§ **Your assignment**: The reply should repeat all of the data word for word, with no pictures.

Top of Data extract

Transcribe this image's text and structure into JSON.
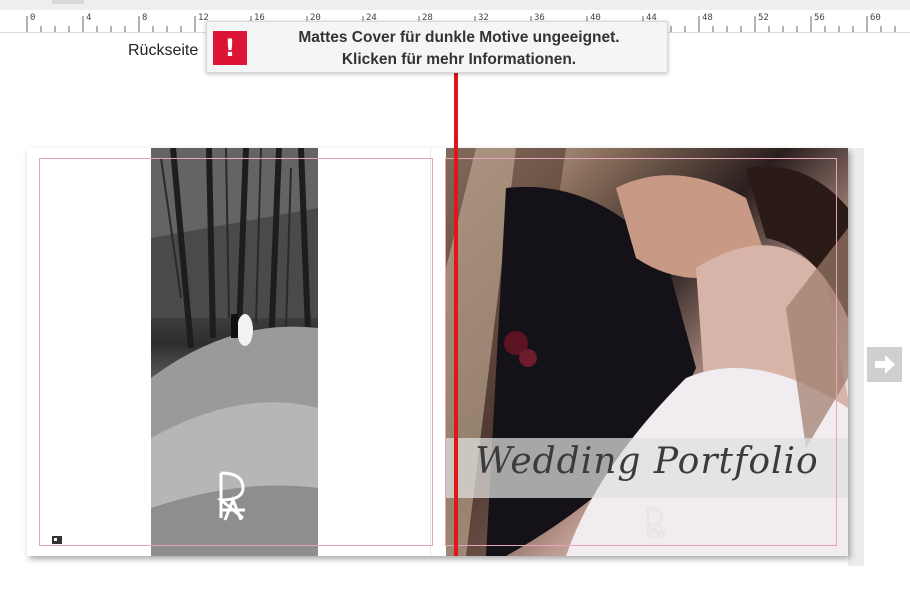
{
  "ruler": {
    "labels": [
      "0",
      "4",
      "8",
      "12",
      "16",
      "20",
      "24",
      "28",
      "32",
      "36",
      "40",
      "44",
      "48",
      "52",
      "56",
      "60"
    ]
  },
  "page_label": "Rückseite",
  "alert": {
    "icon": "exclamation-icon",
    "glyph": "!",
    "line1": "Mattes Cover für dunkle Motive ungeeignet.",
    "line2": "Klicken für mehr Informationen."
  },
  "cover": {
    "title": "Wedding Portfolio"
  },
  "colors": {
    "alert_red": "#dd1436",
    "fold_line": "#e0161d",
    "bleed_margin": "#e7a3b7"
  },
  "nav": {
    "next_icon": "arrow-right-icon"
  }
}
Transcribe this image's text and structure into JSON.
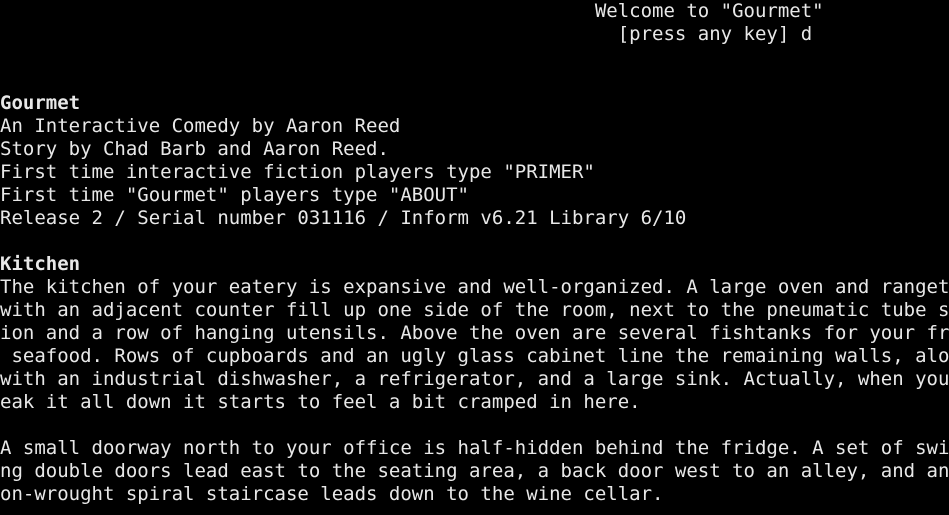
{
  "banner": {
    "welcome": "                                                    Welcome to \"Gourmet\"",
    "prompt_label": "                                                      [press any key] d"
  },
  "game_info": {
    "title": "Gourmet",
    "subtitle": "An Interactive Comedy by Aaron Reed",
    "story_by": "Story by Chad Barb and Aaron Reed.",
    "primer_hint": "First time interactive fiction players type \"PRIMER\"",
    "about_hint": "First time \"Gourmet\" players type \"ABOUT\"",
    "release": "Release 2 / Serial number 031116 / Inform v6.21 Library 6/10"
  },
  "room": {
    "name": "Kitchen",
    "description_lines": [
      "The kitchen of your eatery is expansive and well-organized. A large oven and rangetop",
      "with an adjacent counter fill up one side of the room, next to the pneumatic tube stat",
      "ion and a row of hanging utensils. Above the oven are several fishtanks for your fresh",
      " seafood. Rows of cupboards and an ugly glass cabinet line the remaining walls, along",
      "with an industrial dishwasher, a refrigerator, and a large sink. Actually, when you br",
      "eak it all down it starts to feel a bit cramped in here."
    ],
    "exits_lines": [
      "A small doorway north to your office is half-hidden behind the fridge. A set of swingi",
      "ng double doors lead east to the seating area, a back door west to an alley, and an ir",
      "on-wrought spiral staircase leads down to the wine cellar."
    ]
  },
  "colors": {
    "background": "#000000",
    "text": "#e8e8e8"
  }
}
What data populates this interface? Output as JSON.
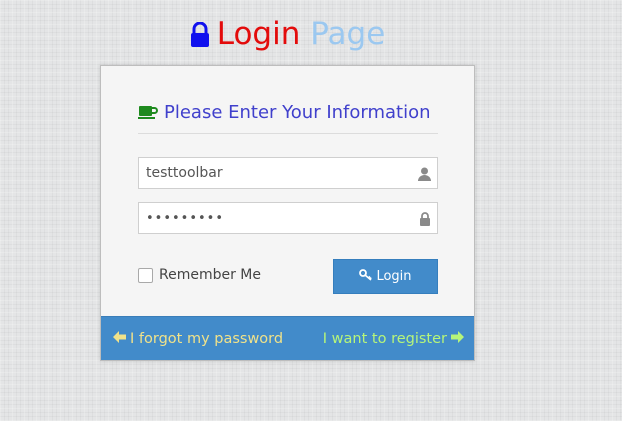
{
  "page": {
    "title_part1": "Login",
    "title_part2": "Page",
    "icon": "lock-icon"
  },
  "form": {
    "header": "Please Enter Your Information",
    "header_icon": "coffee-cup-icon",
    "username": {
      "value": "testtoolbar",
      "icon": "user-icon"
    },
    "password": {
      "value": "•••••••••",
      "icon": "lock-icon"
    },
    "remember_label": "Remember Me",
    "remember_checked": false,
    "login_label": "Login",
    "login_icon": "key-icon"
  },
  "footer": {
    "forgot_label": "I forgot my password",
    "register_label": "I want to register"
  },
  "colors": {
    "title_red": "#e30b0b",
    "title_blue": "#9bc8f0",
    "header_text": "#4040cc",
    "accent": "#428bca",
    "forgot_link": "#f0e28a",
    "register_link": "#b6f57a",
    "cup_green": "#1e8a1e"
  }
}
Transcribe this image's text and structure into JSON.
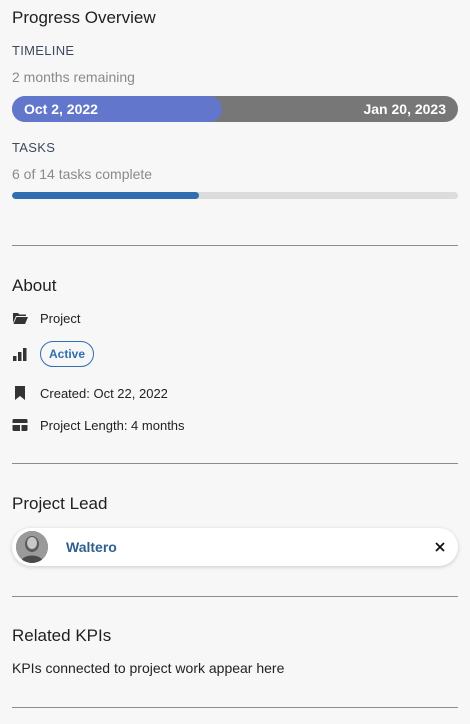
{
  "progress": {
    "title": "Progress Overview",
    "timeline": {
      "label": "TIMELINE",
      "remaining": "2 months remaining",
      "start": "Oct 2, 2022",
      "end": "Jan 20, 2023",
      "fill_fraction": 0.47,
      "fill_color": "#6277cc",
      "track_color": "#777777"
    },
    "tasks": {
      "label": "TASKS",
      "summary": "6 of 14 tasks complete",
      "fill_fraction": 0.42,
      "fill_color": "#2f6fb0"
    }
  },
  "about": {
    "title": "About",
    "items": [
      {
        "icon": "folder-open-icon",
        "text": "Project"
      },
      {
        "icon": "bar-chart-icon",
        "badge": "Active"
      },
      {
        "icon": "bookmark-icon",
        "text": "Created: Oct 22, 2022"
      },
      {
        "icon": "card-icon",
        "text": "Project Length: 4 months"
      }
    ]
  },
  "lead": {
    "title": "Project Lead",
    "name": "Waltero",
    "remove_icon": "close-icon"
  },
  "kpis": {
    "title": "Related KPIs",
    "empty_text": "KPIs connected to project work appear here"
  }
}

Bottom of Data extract

§ **Result of the exercise**:
Transcribe this image's text and structure into JSON.
{
  "ruler": {
    "labels": [
      "0",
      "4",
      "8",
      "12",
      "16",
      "20",
      "24",
      "28",
      "32",
      "36",
      "40",
      "44",
      "48",
      "52",
      "56",
      "60"
    ]
  },
  "page_label": "Rückseite",
  "alert": {
    "icon": "exclamation-icon",
    "glyph": "!",
    "line1": "Mattes Cover für dunkle Motive ungeeignet.",
    "line2": "Klicken für mehr Informationen."
  },
  "cover": {
    "title": "Wedding Portfolio"
  },
  "colors": {
    "alert_red": "#dd1436",
    "fold_line": "#e0161d",
    "bleed_margin": "#e7a3b7"
  },
  "nav": {
    "next_icon": "arrow-right-icon"
  }
}
Transcribe this image's text and structure into JSON.
{
  "banner": {
    "welcome": "                                                    Welcome to \"Gourmet\"",
    "prompt_label": "                                                      [press any key] d"
  },
  "game_info": {
    "title": "Gourmet",
    "subtitle": "An Interactive Comedy by Aaron Reed",
    "story_by": "Story by Chad Barb and Aaron Reed.",
    "primer_hint": "First time interactive fiction players type \"PRIMER\"",
    "about_hint": "First time \"Gourmet\" players type \"ABOUT\"",
    "release": "Release 2 / Serial number 031116 / Inform v6.21 Library 6/10"
  },
  "room": {
    "name": "Kitchen",
    "description_lines": [
      "The kitchen of your eatery is expansive and well-organized. A large oven and rangetop",
      "with an adjacent counter fill up one side of the room, next to the pneumatic tube stat",
      "ion and a row of hanging utensils. Above the oven are several fishtanks for your fresh",
      " seafood. Rows of cupboards and an ugly glass cabinet line the remaining walls, along",
      "with an industrial dishwasher, a refrigerator, and a large sink. Actually, when you br",
      "eak it all down it starts to feel a bit cramped in here."
    ],
    "exits_lines": [
      "A small doorway north to your office is half-hidden behind the fridge. A set of swingi",
      "ng double doors lead east to the seating area, a back door west to an alley, and an ir",
      "on-wrought spiral staircase leads down to the wine cellar."
    ]
  },
  "colors": {
    "background": "#000000",
    "text": "#e8e8e8"
  }
}
What data populates this interface? Output as JSON.
{
  "page": {
    "title_part1": "Login",
    "title_part2": "Page",
    "icon": "lock-icon"
  },
  "form": {
    "header": "Please Enter Your Information",
    "header_icon": "coffee-cup-icon",
    "username": {
      "value": "testtoolbar",
      "icon": "user-icon"
    },
    "password": {
      "value": "•••••••••",
      "icon": "lock-icon"
    },
    "remember_label": "Remember Me",
    "remember_checked": false,
    "login_label": "Login",
    "login_icon": "key-icon"
  },
  "footer": {
    "forgot_label": "I forgot my password",
    "register_label": "I want to register"
  },
  "colors": {
    "title_red": "#e30b0b",
    "title_blue": "#9bc8f0",
    "header_text": "#4040cc",
    "accent": "#428bca",
    "forgot_link": "#f0e28a",
    "register_link": "#b6f57a",
    "cup_green": "#1e8a1e"
  }
}
Transcribe this image's text and structure into JSON.
{
  "progress": {
    "title": "Progress Overview",
    "timeline": {
      "label": "TIMELINE",
      "remaining": "2 months remaining",
      "start": "Oct 2, 2022",
      "end": "Jan 20, 2023",
      "fill_fraction": 0.47,
      "fill_color": "#6277cc",
      "track_color": "#777777"
    },
    "tasks": {
      "label": "TASKS",
      "summary": "6 of 14 tasks complete",
      "fill_fraction": 0.42,
      "fill_color": "#2f6fb0"
    }
  },
  "about": {
    "title": "About",
    "items": [
      {
        "icon": "folder-open-icon",
        "text": "Project"
      },
      {
        "icon": "bar-chart-icon",
        "badge": "Active"
      },
      {
        "icon": "bookmark-icon",
        "text": "Created: Oct 22, 2022"
      },
      {
        "icon": "card-icon",
        "text": "Project Length: 4 months"
      }
    ]
  },
  "lead": {
    "title": "Project Lead",
    "name": "Waltero",
    "remove_icon": "close-icon"
  },
  "kpis": {
    "title": "Related KPIs",
    "empty_text": "KPIs connected to project work appear here"
  }
}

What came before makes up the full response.